“[It’s] no different than when you have a test to take, and you walk into the classroom, and you know you have a test to take, and you haven’t studied. You’re scared, you’re not sure, you know you’re going to fail, but if you’re studying for the test, you feel so prepared and confident for this test,” Mourning said.

Once he educated himself, he felt more confident dealing with kidney disease and prepared to move on, which he did with strength. In 2004 he was back in the NBA and in 2006 he led the Miami Heat to a world championship.

“And then I started thinking about the other 37 million Americans…statistically speaking, who have chronic kidney disease,” Mourning said.

Over time, Mourning felt empowered to help others dealing with kidney disease. In addition to his role as vice president of programs and player development for the Miami Heat and founder of The Mourning Family Foundation, he uses his free time to advocate for kidney health.

For his latest initiative, he has partnered with Vertex and its Power Forward campaign to raise awareness about AMKD.

“Being on this platform, [I’m] encouraging millions of people to take an active part in their own health; none of us can sit and wait for someone to do it for us. We all have to take that first step,” he said.

By speaking out, he hopes others will learn their family medical history, seek genetic testing when appropriate, learn about kidney disease and see a doctor regularly.

“You just can’t wave a magic wand and expect things to come to you.
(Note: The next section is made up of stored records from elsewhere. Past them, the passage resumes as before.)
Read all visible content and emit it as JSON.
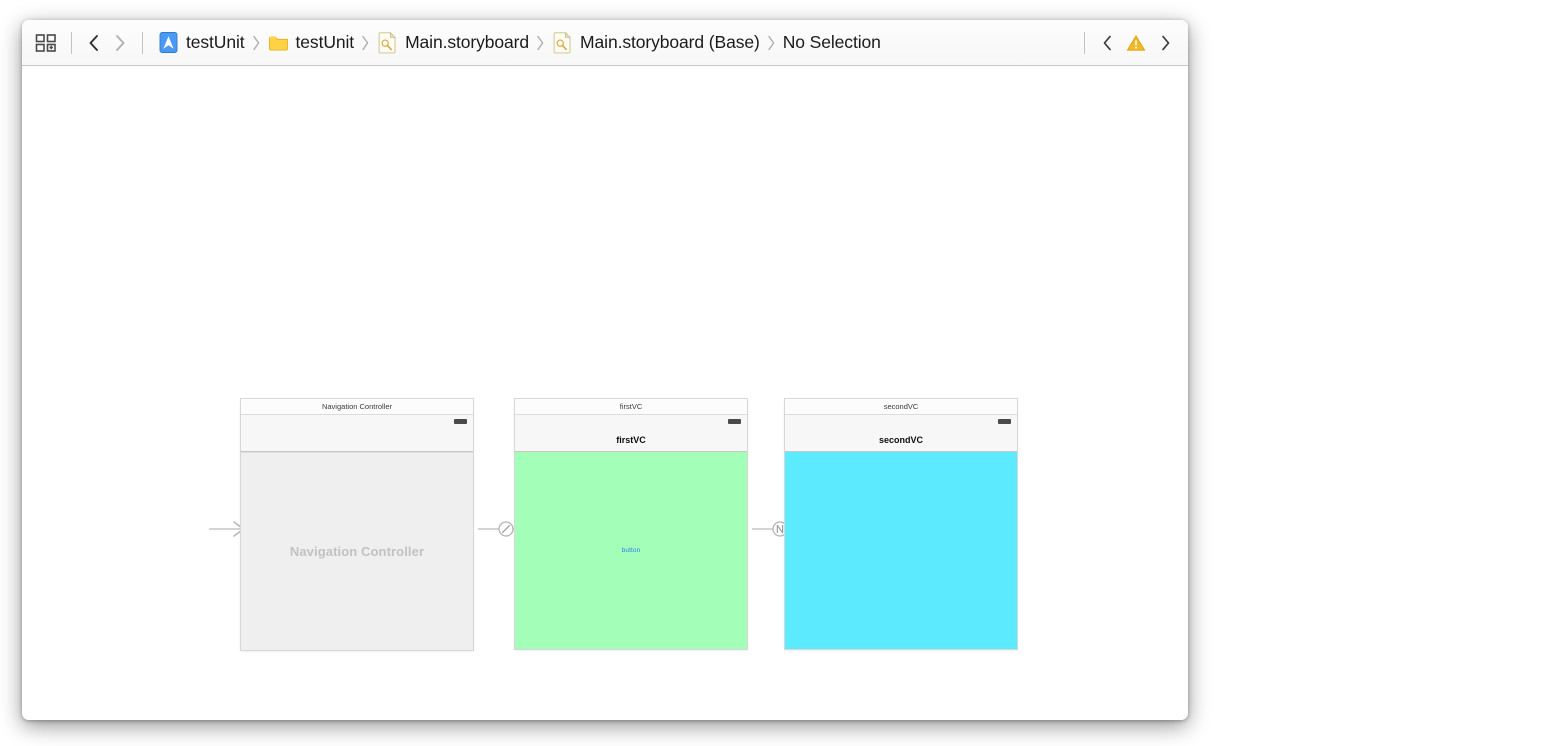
{
  "window": {
    "toolbar": {
      "layout_icon": "grid-layout-icon",
      "back_icon": "chevron-left-icon",
      "forward_icon": "chevron-right-icon",
      "breadcrumbs": [
        {
          "label": "testUnit",
          "icon": "xcode-project-icon"
        },
        {
          "label": "testUnit",
          "icon": "folder-icon"
        },
        {
          "label": "Main.storyboard",
          "icon": "interface-builder-file-icon"
        },
        {
          "label": "Main.storyboard (Base)",
          "icon": "interface-builder-file-icon"
        },
        {
          "label": "No Selection",
          "icon": ""
        }
      ],
      "issue_prev_icon": "chevron-left-icon",
      "issue_warning_icon": "warning-triangle-icon",
      "issue_next_icon": "chevron-right-icon"
    },
    "canvas": {
      "entry_point": {
        "name": "initial-view-controller-arrow",
        "icon": "arrow-right-icon"
      },
      "scenes": [
        {
          "id": "navigation-controller",
          "title": "Navigation Controller",
          "navbar_title": "",
          "placeholder_label": "Navigation Controller",
          "body_kind": "placeholder",
          "body_color": "#efefef",
          "button_label": ""
        },
        {
          "id": "first-vc",
          "title": "firstVC",
          "navbar_title": "firstVC",
          "placeholder_label": "",
          "body_kind": "tinted",
          "body_color": "#a3ffb8",
          "button_label": "button"
        },
        {
          "id": "second-vc",
          "title": "secondVC",
          "navbar_title": "secondVC",
          "placeholder_label": "",
          "body_kind": "tinted",
          "body_color": "#5ceaff",
          "button_label": ""
        }
      ],
      "segues": [
        {
          "id": "relationship-segue",
          "kind": "relationship-segue-icon",
          "from": "navigation-controller",
          "to": "first-vc"
        },
        {
          "id": "show-segue",
          "kind": "show-segue-icon",
          "from": "first-vc",
          "to": "second-vc"
        }
      ]
    }
  },
  "colors": {
    "accent_blue": "#2f7bf6",
    "warning_yellow": "#f6b923",
    "first_vc_tint": "#a3ffb8",
    "second_vc_tint": "#5ceaff",
    "placeholder_gray": "#efefef"
  }
}
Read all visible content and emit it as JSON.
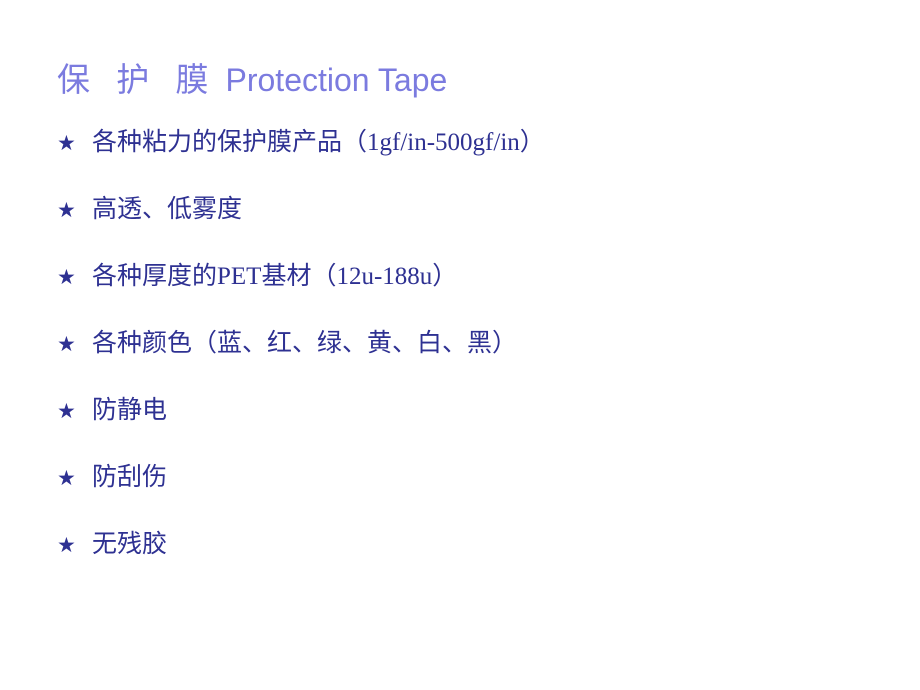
{
  "slide": {
    "title": {
      "chinese": "保 护 膜",
      "english": "Protection Tape",
      "color": "#7B7BDF"
    },
    "bullet_marker": "★",
    "text_color": "#2E3192",
    "background_color": "#FFFFFF",
    "bullets": [
      {
        "marker": "★",
        "text": "各种粘力的保护膜产品（1gf/in-500gf/in）"
      },
      {
        "marker": "★",
        "text": "高透、低雾度"
      },
      {
        "marker": "★",
        "text": "各种厚度的PET基材（12u-188u）"
      },
      {
        "marker": "★",
        "text": "各种颜色（蓝、红、绿、黄、白、黑）"
      },
      {
        "marker": "★",
        "text": "防静电"
      },
      {
        "marker": "★",
        "text": "防刮伤"
      },
      {
        "marker": "★",
        "text": "无残胶"
      }
    ]
  }
}
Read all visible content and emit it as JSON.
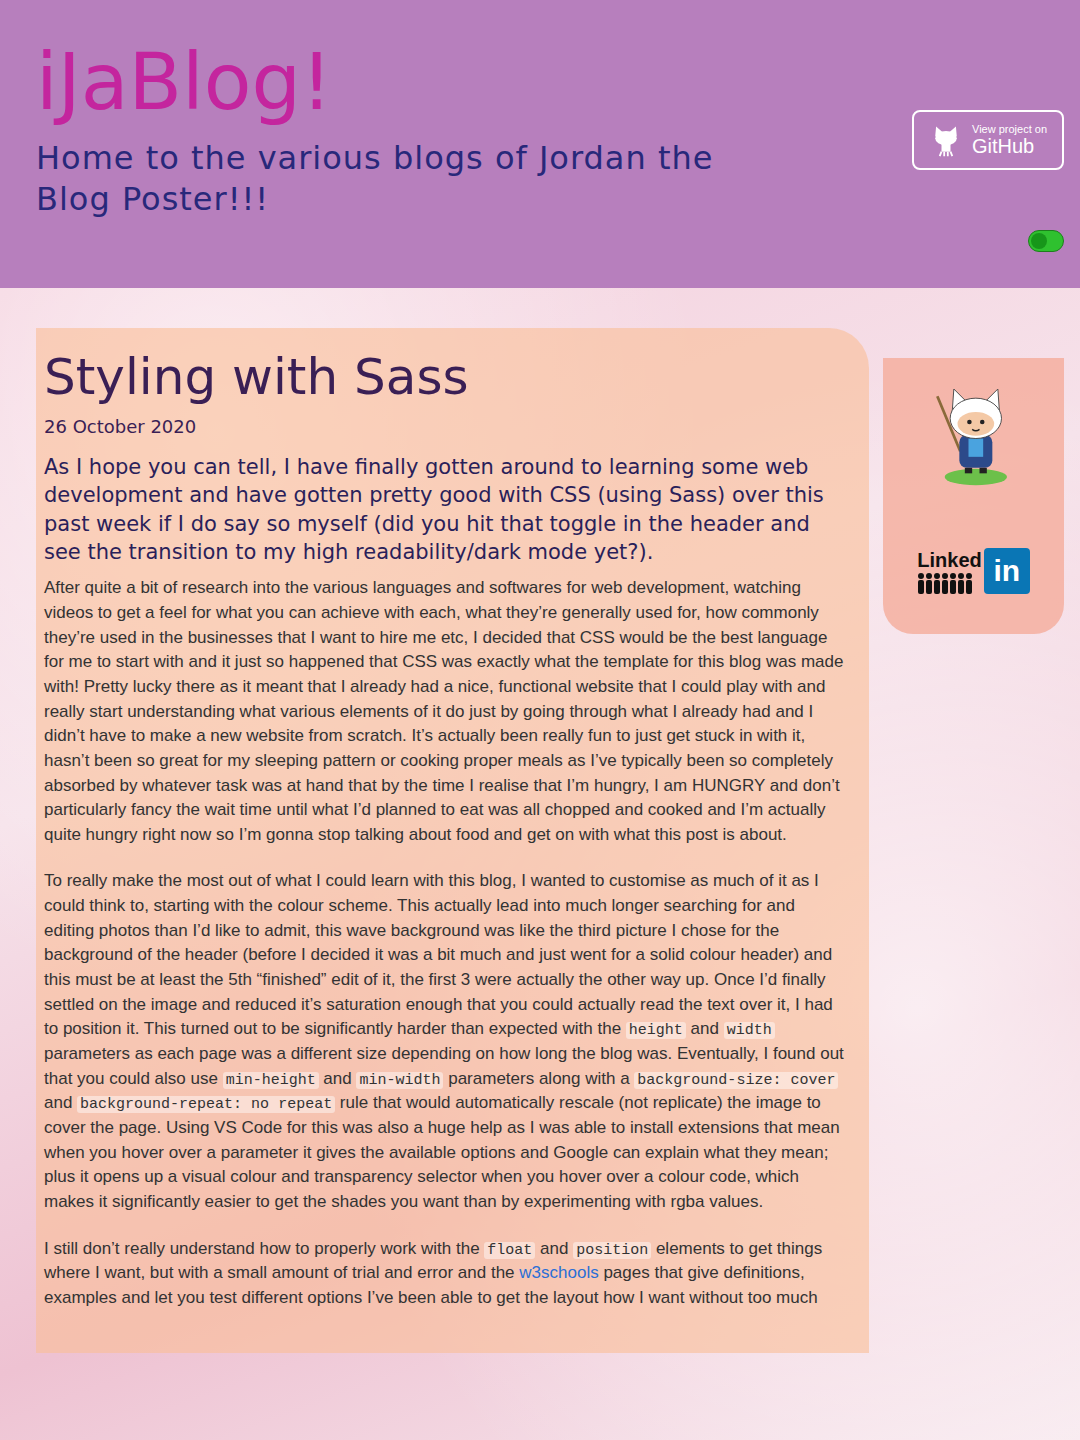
{
  "header": {
    "title": "iJaBlog!",
    "tagline": "Home to the various blogs of Jordan the Blog Poster!!!",
    "github_button": {
      "caption": "View project on",
      "label": "GitHub"
    },
    "theme_toggle": {
      "on": false,
      "color": "#2fc12f"
    }
  },
  "post": {
    "title": "Styling with Sass",
    "date": "26 October 2020",
    "intro": "As I hope you can tell, I have finally gotten around to learning some web development and have gotten pretty good with CSS (using Sass) over this past week if I do say so myself (did you hit that toggle in the header and see the transition to my high readability/dark mode yet?).",
    "paragraphs": [
      [
        {
          "kind": "text",
          "text": "After quite a bit of research into the various languages and softwares for web development, watching videos to get a feel for what you can achieve with each, what they’re generally used for, how commonly they’re used in the businesses that I want to hire me etc, I decided that CSS would be the best language for me to start with and it just so happened that CSS was exactly what the template for this blog was made with! Pretty lucky there as it meant that I already had a nice, functional website that I could play with and really start understanding what various elements of it do just by going through what I already had and I didn’t have to make a new website from scratch. It’s actually been really fun to just get stuck in with it, hasn’t been so great for my sleeping pattern or cooking proper meals as I’ve typically been so completely absorbed by whatever task was at hand that by the time I realise that I’m hungry, I am HUNGRY and don’t particularly fancy the wait time until what I’d planned to eat was all chopped and cooked and I’m actually quite hungry right now so I’m gonna stop talking about food and get on with what this post is about."
        }
      ],
      [
        {
          "kind": "text",
          "text": "To really make the most out of what I could learn with this blog, I wanted to customise as much of it as I could think to, starting with the colour scheme. This actually lead into much longer searching for and editing photos than I’d like to admit, this wave background was like the third picture I chose for the background of the header (before I decided it was a bit much and just went for a solid colour header) and this must be at least the 5th “finished” edit of it, the first 3 were actually the other way up. Once I’d finally settled on the image and reduced it’s saturation enough that you could actually read the text over it, I had to position it. This turned out to be significantly harder than expected with the "
        },
        {
          "kind": "code",
          "text": "height"
        },
        {
          "kind": "text",
          "text": " and "
        },
        {
          "kind": "code",
          "text": "width"
        },
        {
          "kind": "text",
          "text": " parameters as each page was a different size depending on how long the blog was. Eventually, I found out that you could also use "
        },
        {
          "kind": "code",
          "text": "min-height"
        },
        {
          "kind": "text",
          "text": " and "
        },
        {
          "kind": "code",
          "text": "min-width"
        },
        {
          "kind": "text",
          "text": " parameters along with a "
        },
        {
          "kind": "code",
          "text": "background-size: cover"
        },
        {
          "kind": "text",
          "text": " and "
        },
        {
          "kind": "code",
          "text": "background-repeat: no repeat"
        },
        {
          "kind": "text",
          "text": " rule that would automatically rescale (not replicate) the image to cover the page. Using VS Code for this was also a huge help as I was able to install extensions that mean when you hover over a parameter it gives the available options and Google can explain what they mean; plus it opens up a visual colour and transparency selector when you hover over a colour code, which makes it significantly easier to get the shades you want than by experimenting with rgba values."
        }
      ],
      [
        {
          "kind": "text",
          "text": "I still don’t really understand how to properly work with the "
        },
        {
          "kind": "code",
          "text": "float"
        },
        {
          "kind": "text",
          "text": " and "
        },
        {
          "kind": "code",
          "text": "position"
        },
        {
          "kind": "text",
          "text": " elements to get things where I want, but with a small amount of trial and error and the "
        },
        {
          "kind": "link",
          "text": "w3schools"
        },
        {
          "kind": "text",
          "text": " pages that give definitions, examples and let you test different options I’ve been able to get the layout how I want without too much"
        }
      ]
    ]
  },
  "sidebar": {
    "linkedin": {
      "word": "Linked",
      "badge": "in"
    }
  }
}
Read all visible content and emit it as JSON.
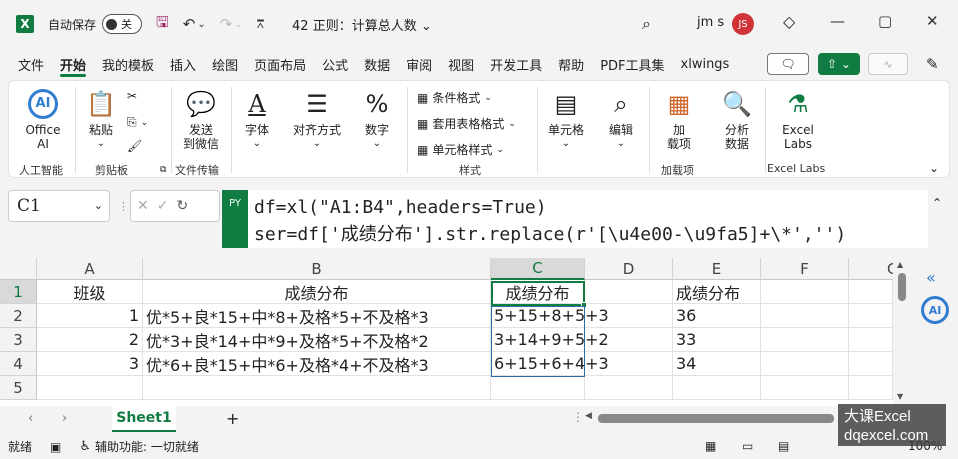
{
  "titlebar": {
    "autosave_label": "自动保存",
    "autosave_state": "关",
    "doc_title": "42 正则：计算总人数",
    "title_chevron": "⌄",
    "user_name": "jm s",
    "user_initials": "JS",
    "brand_color": "#107c41"
  },
  "menu": [
    "文件",
    "开始",
    "我的模板",
    "插入",
    "绘图",
    "页面布局",
    "公式",
    "数据",
    "审阅",
    "视图",
    "开发工具",
    "帮助",
    "PDF工具集",
    "xlwings"
  ],
  "menu_active": "开始",
  "ribbon": {
    "office_ai": [
      "Office",
      "AI"
    ],
    "paste": "粘贴",
    "send_wechat": [
      "发送",
      "到微信"
    ],
    "font": "字体",
    "align": "对齐方式",
    "number": "数字",
    "cond_format": "条件格式",
    "table_format": "套用表格格式",
    "cell_style": "单元格样式",
    "cells": "单元格",
    "edit": "编辑",
    "load": [
      "加",
      "载项"
    ],
    "analyze": [
      "分析",
      "数据"
    ],
    "excel_labs": [
      "Excel",
      "Labs"
    ],
    "groups": {
      "ai": "人工智能",
      "clipboard": "剪贴板",
      "file_transfer": "文件传输",
      "style": "样式",
      "addins": "加载项",
      "labs": "Excel Labs"
    }
  },
  "formula_bar": {
    "name_box": "C1",
    "py_badge": "PY",
    "line1": "df=xl(\"A1:B4\",headers=True)",
    "line2": "ser=df['成绩分布'].str.replace(r'[\\u4e00-\\u9fa5]+\\*','')"
  },
  "columns": [
    "A",
    "B",
    "C",
    "D",
    "E",
    "F",
    "G"
  ],
  "rows": [
    "1",
    "2",
    "3",
    "4",
    "5"
  ],
  "cells": {
    "A1": "班级",
    "B1": "成绩分布",
    "C1": "成绩分布",
    "E1": "成绩分布",
    "A2": "1",
    "B2": "优*5+良*15+中*8+及格*5+不及格*3",
    "C2": "5+15+8+5+3",
    "E2": "36",
    "A3": "2",
    "B3": "优*3+良*14+中*9+及格*5+不及格*2",
    "C3": "3+14+9+5+2",
    "E3": "33",
    "A4": "3",
    "B4": "优*6+良*15+中*6+及格*4+不及格*3",
    "C4": "6+15+6+4+3",
    "E4": "34"
  },
  "sheet_tab": "Sheet1",
  "status": {
    "ready": "就绪",
    "accessibility": "辅助功能: 一切就绪",
    "zoom": "100%"
  },
  "watermark": [
    "大课Excel",
    "dqexcel.com"
  ]
}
You must be an active participant and consult [doctors] to figure out what’s going on with your body, especially if you have fatigue or lethargy or swollen legs, things like that that I was dealing with,” Mourning said.

For those currently dealing with kidney disease, he said to dig deep physically and mentally.

“If you give up mentally and don’t think you can help yourself, then I’m marching to the test [that that’s not true] because you just have to make all the necessary adjustments, whether it’s diet, exercise, drinking enough water, cutting out salty foods – there are a lot of different things that you can do to make adjustments as you go regardless of the medical regimen your doctors have placed on you,” Mourning said.

December 19, 2022 marks nineteen years after the kidney transplant for Mourning. On this day, he plans to celebrate the importance of organ donation and recognize all the adjustments he has made over the years, such as following a mostly plant-based diet, exercising regularly and avoid drugs.

“I hope I can celebrate another 19 years,” he said.